Described as a dinner time, factory workers type boozer in the 1970s, the Old Shears offered hand-pulled Wilsons plus Carlsberg and Watneys Red for the less discerning drinker . The Old Shears on Greengate, just over the River Irwell into the neighbouring city, can be traced back to about 1760. The pub was also named the Rising Sun (1805-1809) and the Iron Bridge Tavern (1824). Wilsons Brewery took the Old Shears in the 1940s and it thrived until the late 1970s when the nearby bus stations at Chapel Street and under the Greengate arches closed, and the new Trinity Way ring road cut Greengate in half. The pub shut for good in 1987 and was derelict and roofless until its demolition in 1993 . Its location was on Greengate just at the end of New Bridge Street where the car park is now. Back in the mid 1800s it would have faced the old Green Gate fruit & veg market here at Salford Cross / Market Cross .
Former location of Old Shears, Greengate, Salford. (c) googlemaps.
Stu Forster remembers "...whilst frequenting Manchester in the early-mid-'80s this pub became an institution.

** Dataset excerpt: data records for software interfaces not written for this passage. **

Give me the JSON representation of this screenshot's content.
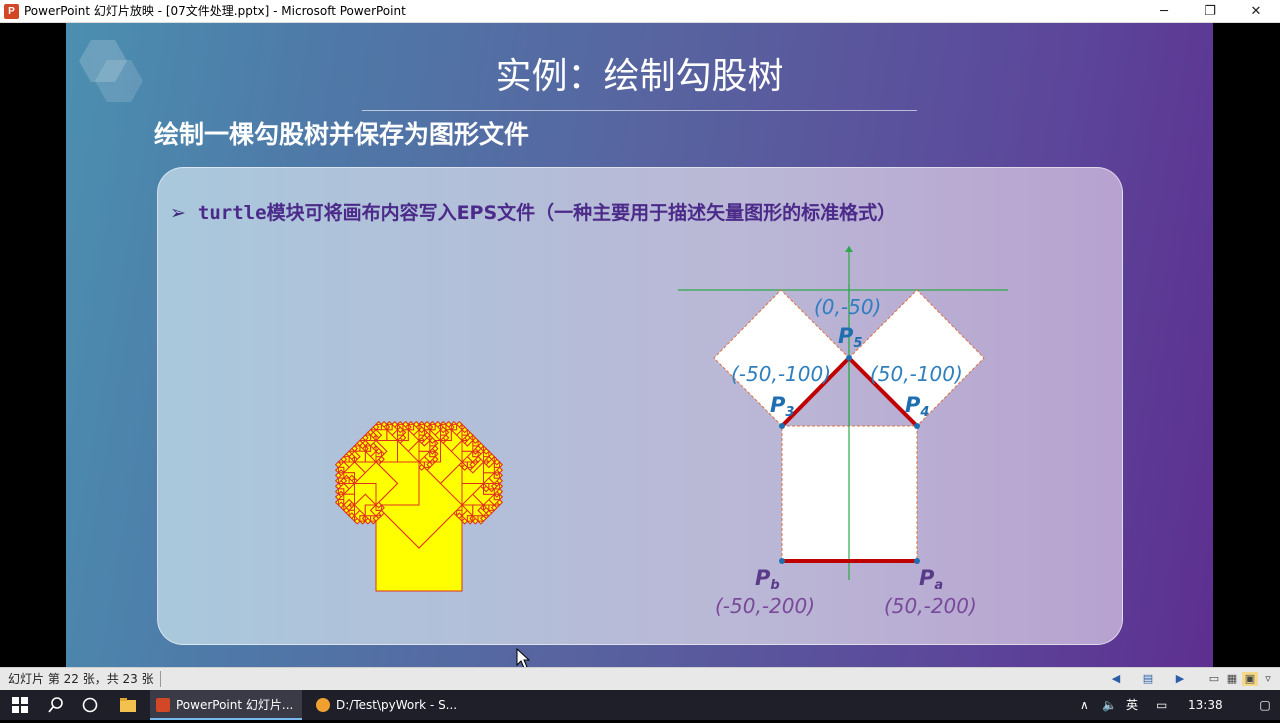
{
  "window": {
    "title": "PowerPoint 幻灯片放映 - [07文件处理.pptx] - Microsoft PowerPoint",
    "app_icon": "P",
    "minimize": "─",
    "maximize": "❐",
    "close": "✕"
  },
  "slide": {
    "title": "实例：绘制勾股树",
    "subtitle": "绘制一棵勾股树并保存为图形文件",
    "bullet_arrow": "➢",
    "bullet_mono": "turtle",
    "bullet_text": "模块可将画布内容写入EPS文件（一种主要用于描述矢量图形的标准格式）",
    "diagram": {
      "origin_label": "(0,-50)",
      "left_label": "(-50,-100)",
      "right_label": "(50,-100)",
      "pb_coord": "(-50,-200)",
      "pa_coord": "(50,-200)",
      "p5": {
        "base": "P",
        "sub": "5"
      },
      "p3": {
        "base": "P",
        "sub": "3"
      },
      "p4": {
        "base": "P",
        "sub": "4"
      },
      "pb": {
        "base": "P",
        "sub": "b"
      },
      "pa": {
        "base": "P",
        "sub": "a"
      }
    },
    "colors": {
      "tree_fill": "#ffff00",
      "tree_stroke": "#e0301e",
      "axis": "#2ea84a",
      "edge_red": "#c00000"
    }
  },
  "status": {
    "slide_counter": "幻灯片 第 22 张，共 23 张"
  },
  "taskbar": {
    "apps": [
      {
        "label": "PowerPoint 幻灯片...",
        "active": true
      },
      {
        "label": "D:/Test\\pyWork - S...",
        "active": false
      }
    ],
    "ime": "英",
    "time": "13:38"
  }
}
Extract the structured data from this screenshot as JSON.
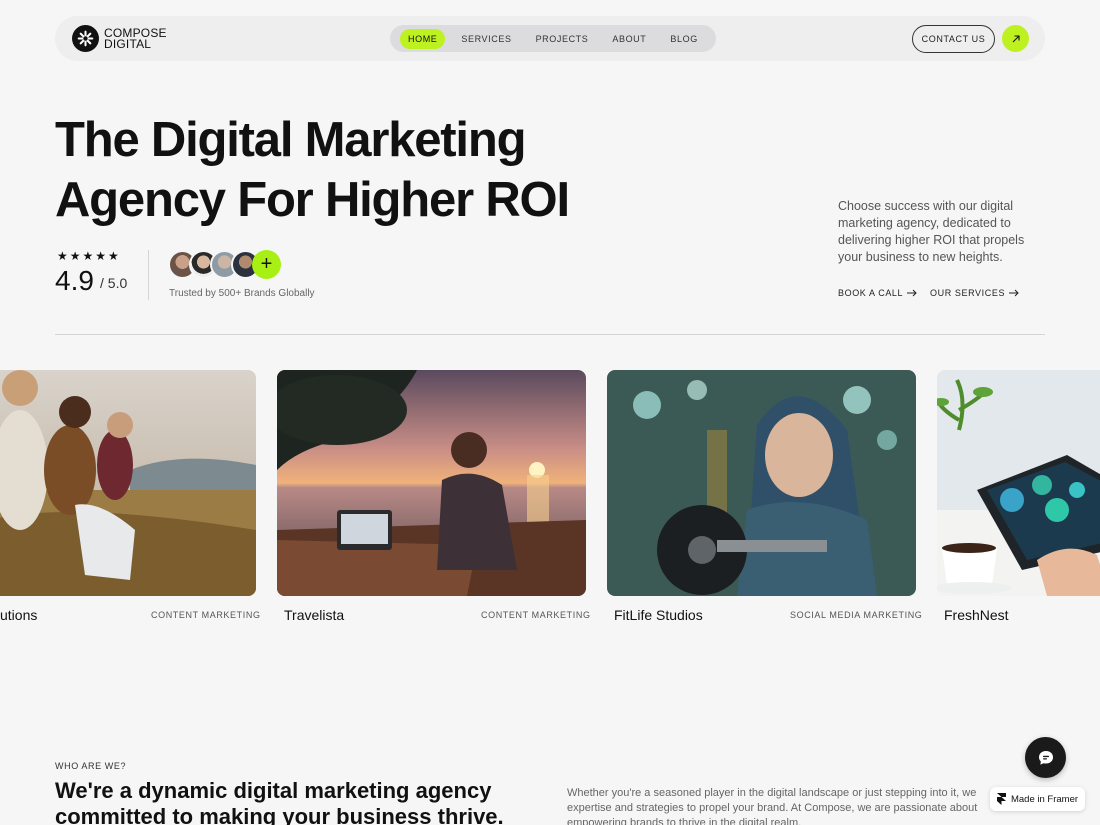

When the Hacienda closed its doors at 2am, we would knock landlord Barry Johnson up out of bed and sup beer, play pool and pump the jukebox till daylight. We would often return on Sunday afternoons when other boozers locked their doors at 2pm, again supping beer till the pubs in town opened again at 7pm. I remember jumping in a cab at about 9am one Saturday morning and saying 'take me to the Old Shears in Greengate'. The cabbie replied 'do you like antique beer?'. Great days ".
1. The Manchester Pub Guide, Manchester & Salford Pub City Centres (1975).
2. Salford Pubs - Part One: The Old Town, including Chapel Street, Greenate and the Adelphi, Neil Richardson (2003).
3. Manchester Victoria 1849, Alan Godfrey Maps (2009).